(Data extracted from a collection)
# # # # # # #
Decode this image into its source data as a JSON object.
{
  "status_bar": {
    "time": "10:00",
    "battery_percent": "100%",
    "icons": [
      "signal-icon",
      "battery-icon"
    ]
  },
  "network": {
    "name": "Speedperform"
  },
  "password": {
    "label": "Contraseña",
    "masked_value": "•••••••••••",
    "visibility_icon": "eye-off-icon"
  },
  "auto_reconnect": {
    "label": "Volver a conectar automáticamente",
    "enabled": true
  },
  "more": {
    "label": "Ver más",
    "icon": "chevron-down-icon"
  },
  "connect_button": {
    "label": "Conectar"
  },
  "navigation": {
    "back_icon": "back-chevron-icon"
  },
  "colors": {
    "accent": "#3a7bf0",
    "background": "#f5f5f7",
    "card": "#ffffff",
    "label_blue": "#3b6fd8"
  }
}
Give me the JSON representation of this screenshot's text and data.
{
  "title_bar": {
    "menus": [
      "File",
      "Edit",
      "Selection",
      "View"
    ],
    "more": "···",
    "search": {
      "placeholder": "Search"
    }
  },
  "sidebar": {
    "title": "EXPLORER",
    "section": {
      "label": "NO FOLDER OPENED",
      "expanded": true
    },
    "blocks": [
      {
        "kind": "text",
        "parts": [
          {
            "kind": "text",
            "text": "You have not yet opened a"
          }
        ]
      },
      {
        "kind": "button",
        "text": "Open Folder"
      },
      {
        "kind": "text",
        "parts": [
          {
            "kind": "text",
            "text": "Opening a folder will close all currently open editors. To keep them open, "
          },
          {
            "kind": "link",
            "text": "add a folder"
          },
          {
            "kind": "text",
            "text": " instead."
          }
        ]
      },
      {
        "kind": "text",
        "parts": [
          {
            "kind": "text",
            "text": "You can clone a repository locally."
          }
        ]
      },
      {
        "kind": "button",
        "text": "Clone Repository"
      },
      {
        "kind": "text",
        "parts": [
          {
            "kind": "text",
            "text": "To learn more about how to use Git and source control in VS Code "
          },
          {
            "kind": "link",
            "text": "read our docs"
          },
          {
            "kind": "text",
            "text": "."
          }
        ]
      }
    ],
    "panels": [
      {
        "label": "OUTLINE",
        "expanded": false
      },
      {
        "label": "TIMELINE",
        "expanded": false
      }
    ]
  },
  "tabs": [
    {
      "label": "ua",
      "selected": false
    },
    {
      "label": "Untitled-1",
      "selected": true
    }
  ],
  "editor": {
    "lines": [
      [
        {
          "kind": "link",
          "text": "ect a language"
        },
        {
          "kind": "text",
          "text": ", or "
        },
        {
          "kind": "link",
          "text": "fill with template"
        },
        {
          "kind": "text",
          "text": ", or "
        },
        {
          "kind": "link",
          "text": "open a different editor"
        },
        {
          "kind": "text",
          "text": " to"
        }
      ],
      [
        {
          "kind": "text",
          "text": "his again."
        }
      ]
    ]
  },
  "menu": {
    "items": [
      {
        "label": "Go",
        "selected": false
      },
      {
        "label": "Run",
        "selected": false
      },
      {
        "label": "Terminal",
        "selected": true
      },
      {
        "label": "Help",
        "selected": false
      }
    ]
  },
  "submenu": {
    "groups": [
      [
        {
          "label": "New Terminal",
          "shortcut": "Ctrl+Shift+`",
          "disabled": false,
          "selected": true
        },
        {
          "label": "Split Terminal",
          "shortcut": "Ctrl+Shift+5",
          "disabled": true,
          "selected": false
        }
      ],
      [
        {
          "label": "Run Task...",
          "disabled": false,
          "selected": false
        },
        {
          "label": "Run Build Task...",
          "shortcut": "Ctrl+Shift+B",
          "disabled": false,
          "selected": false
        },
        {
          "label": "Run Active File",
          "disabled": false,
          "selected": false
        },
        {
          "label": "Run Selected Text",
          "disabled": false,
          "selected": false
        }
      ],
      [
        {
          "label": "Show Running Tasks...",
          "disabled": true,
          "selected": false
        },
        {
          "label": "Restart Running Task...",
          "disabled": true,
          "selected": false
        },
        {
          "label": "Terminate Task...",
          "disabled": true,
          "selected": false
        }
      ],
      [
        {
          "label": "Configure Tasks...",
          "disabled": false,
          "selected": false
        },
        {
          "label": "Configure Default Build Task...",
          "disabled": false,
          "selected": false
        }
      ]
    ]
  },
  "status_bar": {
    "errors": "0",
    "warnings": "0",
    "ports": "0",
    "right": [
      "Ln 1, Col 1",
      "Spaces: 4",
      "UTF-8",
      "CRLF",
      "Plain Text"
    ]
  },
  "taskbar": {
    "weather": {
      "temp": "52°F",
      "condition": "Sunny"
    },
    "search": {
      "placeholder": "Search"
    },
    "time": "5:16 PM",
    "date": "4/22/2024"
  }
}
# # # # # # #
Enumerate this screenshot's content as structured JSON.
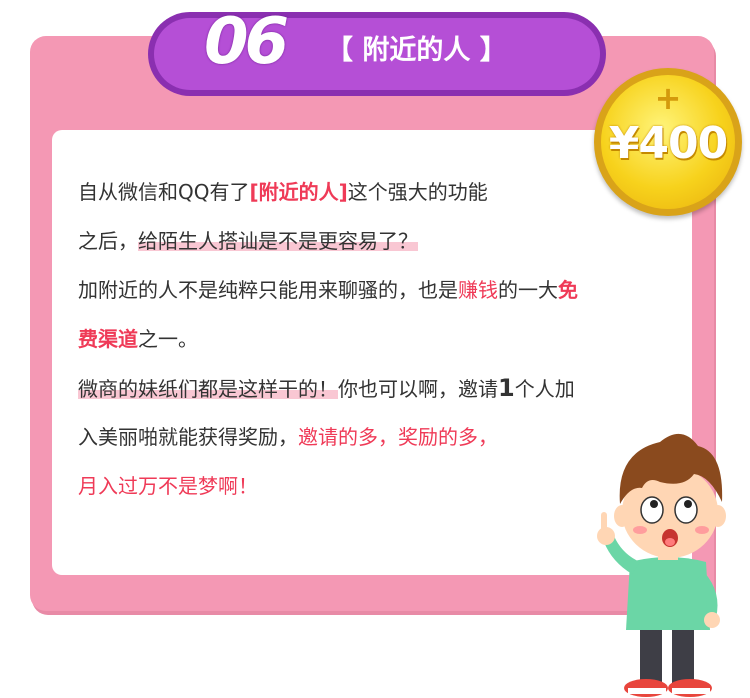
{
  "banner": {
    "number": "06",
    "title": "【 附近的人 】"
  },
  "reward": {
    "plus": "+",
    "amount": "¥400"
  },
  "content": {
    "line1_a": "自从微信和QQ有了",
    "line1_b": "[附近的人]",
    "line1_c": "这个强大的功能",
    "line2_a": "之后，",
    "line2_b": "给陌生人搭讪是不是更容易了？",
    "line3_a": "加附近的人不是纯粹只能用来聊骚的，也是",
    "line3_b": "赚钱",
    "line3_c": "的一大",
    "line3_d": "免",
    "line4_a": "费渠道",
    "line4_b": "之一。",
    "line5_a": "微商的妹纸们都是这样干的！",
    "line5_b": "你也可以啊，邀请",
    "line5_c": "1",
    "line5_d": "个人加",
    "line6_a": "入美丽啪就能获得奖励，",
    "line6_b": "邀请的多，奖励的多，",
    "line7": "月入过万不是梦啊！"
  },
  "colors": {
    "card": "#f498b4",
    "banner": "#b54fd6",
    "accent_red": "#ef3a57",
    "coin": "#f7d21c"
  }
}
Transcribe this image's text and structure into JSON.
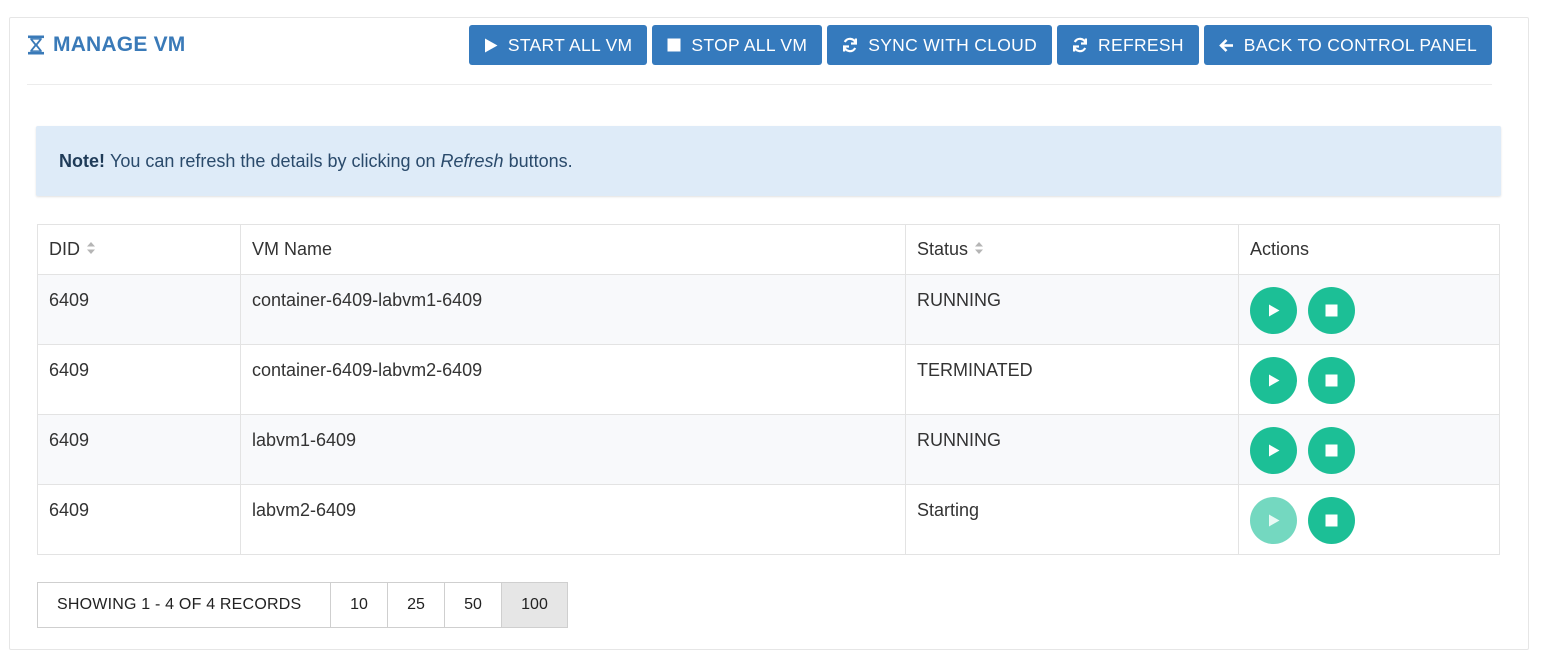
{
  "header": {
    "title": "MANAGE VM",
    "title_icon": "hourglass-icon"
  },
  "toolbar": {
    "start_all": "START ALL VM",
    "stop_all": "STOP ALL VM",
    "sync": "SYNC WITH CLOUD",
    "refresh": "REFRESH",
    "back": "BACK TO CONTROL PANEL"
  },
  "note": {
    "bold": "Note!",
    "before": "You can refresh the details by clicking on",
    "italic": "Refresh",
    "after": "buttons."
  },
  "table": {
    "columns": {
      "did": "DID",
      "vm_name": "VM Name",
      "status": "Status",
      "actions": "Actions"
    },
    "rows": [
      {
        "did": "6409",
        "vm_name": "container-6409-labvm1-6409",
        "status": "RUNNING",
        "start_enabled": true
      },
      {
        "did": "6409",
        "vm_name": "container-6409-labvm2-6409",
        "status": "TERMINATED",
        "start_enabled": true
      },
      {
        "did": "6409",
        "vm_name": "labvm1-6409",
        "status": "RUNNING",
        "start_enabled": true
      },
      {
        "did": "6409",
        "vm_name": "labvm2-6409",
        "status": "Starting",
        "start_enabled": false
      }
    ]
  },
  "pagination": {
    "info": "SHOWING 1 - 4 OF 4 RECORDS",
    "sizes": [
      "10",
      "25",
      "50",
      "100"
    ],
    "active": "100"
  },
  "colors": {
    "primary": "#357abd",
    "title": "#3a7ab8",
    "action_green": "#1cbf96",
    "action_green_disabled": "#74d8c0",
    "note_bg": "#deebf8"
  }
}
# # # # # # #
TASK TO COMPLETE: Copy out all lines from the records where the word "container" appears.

SOLUTION BELOW:
        "vm_name": "container-6409-labvm1-6409",
        "vm_name": "container-6409-labvm2-6409",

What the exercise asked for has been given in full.